If you’re like me, you hate networking. Typically, you are in a crowded room with professionals from your industry who are all scoping out the same people to exchange business cards with. After you recite your elevator pitch, for what seems like the 1000th time, you’re exhausted and you’re right where you started when you got there – no new clients.

Follow these tips for networking if you hate networking the traditional way:

  1. Learn how to play golf – What did you expect me to say? My opinion may be a bit biased, but it works. There’s no way you stand out in a sea of thirsty professionals. That won’t be the case on the golf course. There are very few women on the golf course, let alone women of color. Find a reputable instructor in your area (we can help you with that) and learn the fundamentals of the game. Stick with it, golf is hard and you really do need at least a few months of lessons to build your skill and confidence.
  2. Learn the etiquette – The last thing you want to do is get out on the course and not know what to do – where to stand, where to park the cart, when to talk, when not to talk. Learning and understanding the etiquette of the game is very important. People will understand your lack of skill, but they won’t excuse your ignorance when it comes to the etiquette.
  3. Invite your potential clients for a round of golf – This is so much better than any elevator pitch at a networking event. Both of you probably have a smart phone and can schedule a something on the spot. Now, you can move on and work the rest of the room. The time you’ll spend on the golf course with a potential client will be far more valuable than the 10 seconds you have to recite your elevator pitch. It will be up to you to schedule the tee time at the course of your choice and follow up with to confirm and send the address and directions to the course. Arrive early, pay for the round for both of you and grab a few bottles of water too.

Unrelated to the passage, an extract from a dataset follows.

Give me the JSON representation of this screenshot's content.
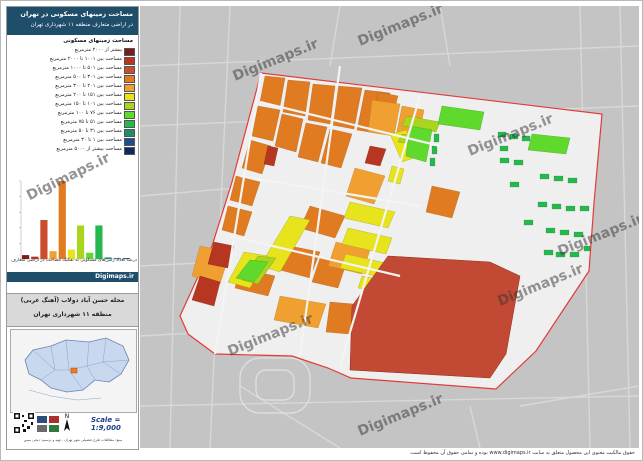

Bonus tip:

Ask your employer if you can be reimbursed for golf lessons and your rounds with potential clients. It’s likely your golf lessons are a business development, continuing education, or a sales expense.